Updated: Feb 1, 2022
By Laura Lee Bennett
In December 2020, local artist Nina Vichayapai created an installation for Redmond Lights, the City’s annual holiday celebration along the Connector Trail. Due to government restrictions on meeting in place, several artists set up lighted displays and structures in Redmond’s Downtown Park for the community to visit in small groups over the course of the month.
If you stood at the corner of Cleveland Street and 164th Ave NE, you likely caught Nina’s “mini-museum”—a blue wooden light box filled with objects and photos collected around Redmond—either submitted by community members or gathered by the artist. She also worked with the Redmond Historical Society’s archives to incorporate images of Redmond’s past, revealing a rich, diverse pastiche of cultural communities.
According to Vichayapai, “These objects immortalize the everyday things that we find meaning in; they become a part of the place we live in, which results in a landscape that is as dynamic as the community is diverse.”
Inspired by Redmond’s Bear Creek site, where the oldest dated artifacts of human life in Western Washington were discovered in 2015, the artist notes, “This collection imagines what the archaeological artifacts of our time might look like.”
“Your Story, Our Story” mini-museum, Redmond Lights 2020. All photos courtesy of the artist.
Images from Society archives were acknowledged with the RHS logo and caption.

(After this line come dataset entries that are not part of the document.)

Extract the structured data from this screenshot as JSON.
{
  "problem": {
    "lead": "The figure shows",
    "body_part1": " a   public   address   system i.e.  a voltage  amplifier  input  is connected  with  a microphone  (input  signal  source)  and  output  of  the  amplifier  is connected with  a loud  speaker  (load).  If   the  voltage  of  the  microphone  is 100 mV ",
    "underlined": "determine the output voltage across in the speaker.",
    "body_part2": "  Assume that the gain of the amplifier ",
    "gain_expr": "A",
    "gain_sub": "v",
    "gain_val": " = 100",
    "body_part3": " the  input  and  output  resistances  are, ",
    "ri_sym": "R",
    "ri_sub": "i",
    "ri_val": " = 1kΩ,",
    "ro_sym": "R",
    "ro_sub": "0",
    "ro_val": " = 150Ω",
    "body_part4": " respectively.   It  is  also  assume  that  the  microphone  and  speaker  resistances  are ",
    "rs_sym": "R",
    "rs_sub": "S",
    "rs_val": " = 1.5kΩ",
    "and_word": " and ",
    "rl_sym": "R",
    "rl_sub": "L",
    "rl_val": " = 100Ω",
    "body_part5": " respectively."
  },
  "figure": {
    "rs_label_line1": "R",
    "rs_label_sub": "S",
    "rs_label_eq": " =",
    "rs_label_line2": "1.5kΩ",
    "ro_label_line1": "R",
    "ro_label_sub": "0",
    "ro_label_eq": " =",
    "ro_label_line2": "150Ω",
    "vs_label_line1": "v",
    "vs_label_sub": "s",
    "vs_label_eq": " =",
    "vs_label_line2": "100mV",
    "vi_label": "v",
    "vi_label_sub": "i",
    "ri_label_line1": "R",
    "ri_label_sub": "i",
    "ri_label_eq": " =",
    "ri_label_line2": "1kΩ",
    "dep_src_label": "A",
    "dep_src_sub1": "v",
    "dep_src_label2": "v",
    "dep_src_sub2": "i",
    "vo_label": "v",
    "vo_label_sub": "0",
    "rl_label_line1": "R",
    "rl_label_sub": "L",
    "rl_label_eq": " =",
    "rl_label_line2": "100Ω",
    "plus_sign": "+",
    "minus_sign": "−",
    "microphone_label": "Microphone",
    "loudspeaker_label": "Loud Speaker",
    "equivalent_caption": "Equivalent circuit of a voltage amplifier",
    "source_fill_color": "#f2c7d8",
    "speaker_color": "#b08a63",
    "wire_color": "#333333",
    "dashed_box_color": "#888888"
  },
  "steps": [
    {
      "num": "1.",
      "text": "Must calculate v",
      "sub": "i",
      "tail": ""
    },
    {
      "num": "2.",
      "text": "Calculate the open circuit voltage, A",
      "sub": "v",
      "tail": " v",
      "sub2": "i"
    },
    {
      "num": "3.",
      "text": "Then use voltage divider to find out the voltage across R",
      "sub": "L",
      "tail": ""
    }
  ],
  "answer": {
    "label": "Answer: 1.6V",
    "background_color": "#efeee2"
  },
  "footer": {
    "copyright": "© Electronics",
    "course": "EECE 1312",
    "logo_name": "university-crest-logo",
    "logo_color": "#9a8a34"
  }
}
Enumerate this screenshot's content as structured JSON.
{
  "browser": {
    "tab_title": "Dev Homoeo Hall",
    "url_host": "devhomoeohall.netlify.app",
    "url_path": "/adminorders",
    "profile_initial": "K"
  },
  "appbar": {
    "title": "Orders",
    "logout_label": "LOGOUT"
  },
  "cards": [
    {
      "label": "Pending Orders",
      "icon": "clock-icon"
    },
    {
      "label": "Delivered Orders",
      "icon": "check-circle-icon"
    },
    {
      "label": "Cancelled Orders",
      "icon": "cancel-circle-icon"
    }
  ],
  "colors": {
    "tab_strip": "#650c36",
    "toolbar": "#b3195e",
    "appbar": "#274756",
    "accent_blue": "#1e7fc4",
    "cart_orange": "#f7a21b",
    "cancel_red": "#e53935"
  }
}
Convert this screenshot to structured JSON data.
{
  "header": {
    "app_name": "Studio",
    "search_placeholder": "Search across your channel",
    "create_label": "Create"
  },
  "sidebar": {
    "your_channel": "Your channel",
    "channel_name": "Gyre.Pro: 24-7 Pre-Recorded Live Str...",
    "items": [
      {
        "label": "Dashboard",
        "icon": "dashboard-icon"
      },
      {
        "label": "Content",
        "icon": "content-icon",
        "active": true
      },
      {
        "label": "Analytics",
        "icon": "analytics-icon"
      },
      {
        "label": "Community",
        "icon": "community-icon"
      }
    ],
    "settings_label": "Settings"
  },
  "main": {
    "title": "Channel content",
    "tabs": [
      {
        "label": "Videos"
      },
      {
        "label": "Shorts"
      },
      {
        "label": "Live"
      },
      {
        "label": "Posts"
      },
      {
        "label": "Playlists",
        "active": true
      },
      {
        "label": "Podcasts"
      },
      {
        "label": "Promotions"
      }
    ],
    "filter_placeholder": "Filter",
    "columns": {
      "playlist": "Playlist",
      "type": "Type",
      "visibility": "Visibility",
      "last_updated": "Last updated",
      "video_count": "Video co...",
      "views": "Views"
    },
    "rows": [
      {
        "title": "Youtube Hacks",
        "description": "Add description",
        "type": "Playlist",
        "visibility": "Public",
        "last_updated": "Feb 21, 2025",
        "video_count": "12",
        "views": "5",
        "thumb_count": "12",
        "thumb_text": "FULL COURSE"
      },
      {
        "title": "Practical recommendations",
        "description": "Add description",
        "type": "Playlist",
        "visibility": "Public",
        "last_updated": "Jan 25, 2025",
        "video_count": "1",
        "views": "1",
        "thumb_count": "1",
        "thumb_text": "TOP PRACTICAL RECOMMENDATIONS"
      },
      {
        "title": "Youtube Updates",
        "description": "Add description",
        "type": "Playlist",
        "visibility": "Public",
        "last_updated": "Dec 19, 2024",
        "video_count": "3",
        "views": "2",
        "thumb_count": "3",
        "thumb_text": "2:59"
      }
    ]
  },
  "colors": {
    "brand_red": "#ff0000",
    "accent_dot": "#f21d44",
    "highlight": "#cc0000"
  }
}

In addition, Nina Vichayapai uses fabric as language to reveal how surroundings embody personal and social histories. From the intimate privacy of homes to the ambiguity of wild landscapes, she explores physical spaces as expressions of the people who have shaped them. The artist’s work has been shown in museums, galleries, and community spaces across the West. Nina was born in Bangkok, Thailand, and currently lives between Seattle and Portland.
Left: Objects before resin. The objects were either imprinted in clay or preserved in resin to create “artifacts.” Right: Objects in resin.